Mail Tribune 100
July 2, 1917
KLAMATH INDIANS SEEK TO BECOME CITIZENS OF U. S.
Dissatisfied with prevailing conditions on the Klamath Indian reservation, and desiring to become citizens of the United States, a general meeting of all Indians has been called for July 5th at the old celebration grounds, near Fort Klamath, to consider plans for bringing this matter about.
Clayton Kirk, WIlliam Crawford, Abraham Charley and Garfield Jack are among the leaders of the movement, and are among the influential men of the tribe.
The Indians feel that they are now capable of undertaking the responsibilities of citizenship, and can look after their own interests better than they are now taken care of by the Indian department.
Clayton Kirk has recently returned from a trip to Washington, D. C., where he went as a delegate in tribal interests. He is not satisfied with the way the Indian problems are handled in the department, and dsieres the Klamaths to take steps to prove their ability to handle their own affairs. The committee also desires the reservation lands to be thrown open.
ASHLAND'S BIG CELEBRATION OPENS TUESDAY MORNING
Tomorrow ushers in the Rogue River Roundup and general celebration here for three days, July 3, 4 and 5. Amidst the merriment the patriotic spirit will not be overlooked, for on Wednesday morning, July 4, there will be a distinctive program which will appeal particularly to an uncompromising loyal sentiment. The order of the exercises will be outlined on the morrow.
DRIEST JUNE IN 16 YEARS SHOWS ON GRAIN CROPS

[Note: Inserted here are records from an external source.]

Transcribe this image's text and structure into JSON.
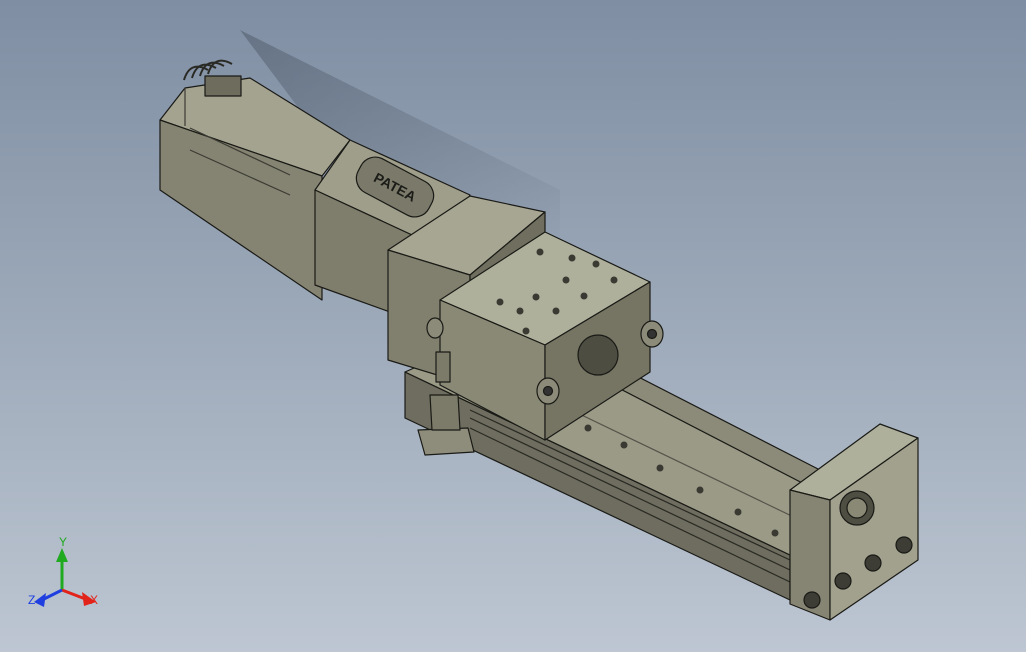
{
  "viewport": {
    "background_top": "#7f8ea3",
    "background_bottom": "#bdc6d2"
  },
  "model": {
    "motor_label": "PATEA",
    "body_color": "#8b8a78",
    "edge_color": "#1a1a16"
  },
  "triad": {
    "x_label": "X",
    "y_label": "Y",
    "z_label": "Z",
    "x_color": "#e2231a",
    "y_color": "#1faa1f",
    "z_color": "#1f3fe0"
  }
}
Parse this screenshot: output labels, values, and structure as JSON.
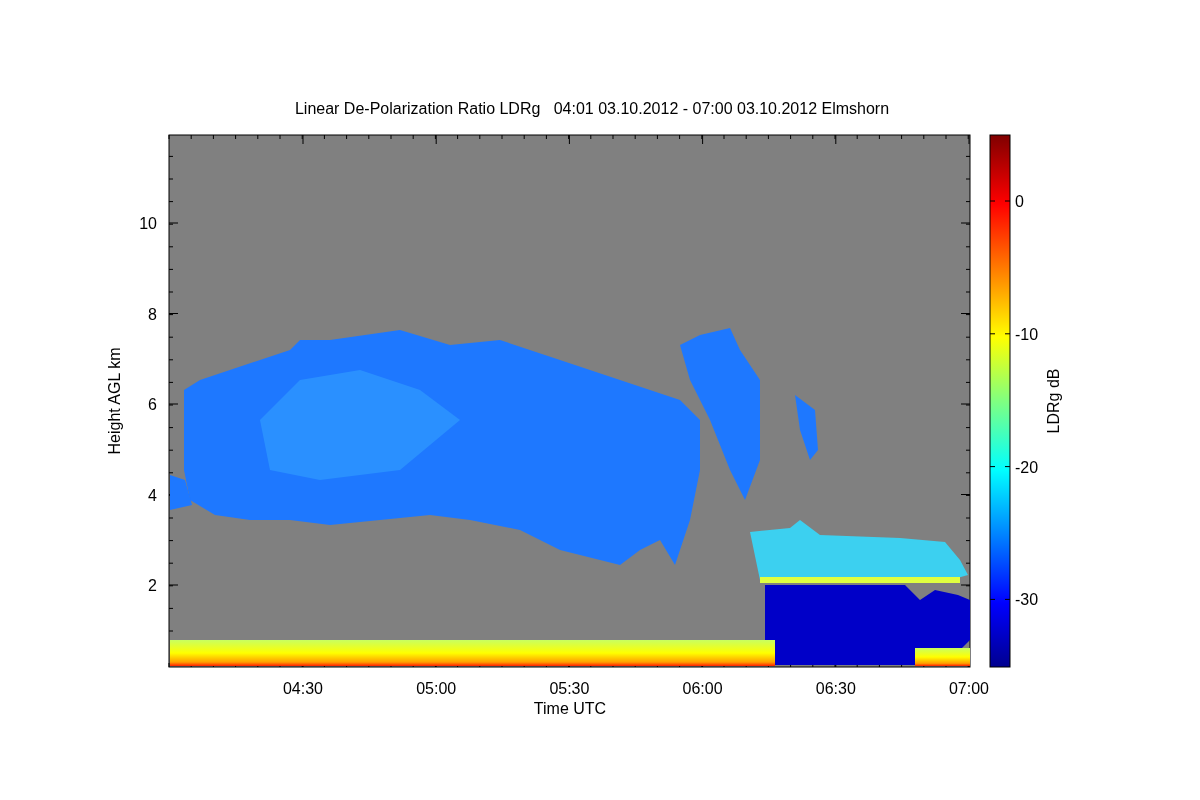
{
  "title": "Linear De-Polarization Ratio LDRg   04:01 03.10.2012 - 07:00 03.10.2012 Elmshorn",
  "x_axis": {
    "label": "Time UTC",
    "ticks": [
      "04:30",
      "05:00",
      "05:30",
      "06:00",
      "06:30",
      "07:00"
    ]
  },
  "y_axis": {
    "label": "Height AGL km",
    "ticks": [
      "10",
      "8",
      "6",
      "4",
      "2"
    ]
  },
  "colorbar": {
    "label": "LDRg dB",
    "ticks": [
      "0",
      "-10",
      "-20",
      "-30"
    ]
  }
}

June was a bright, sunny month, with but .06 inches of rainfall, which fell on the 9th. There were 22 clear days, 6 partly clear and two cloudy. The hottest day was the 15th, with 96 maximum, and the coldest night of the 3rd, with 35. The average temperature was normal but the rainfall was the lowest for the month since 1901, the average being 1.05 inches.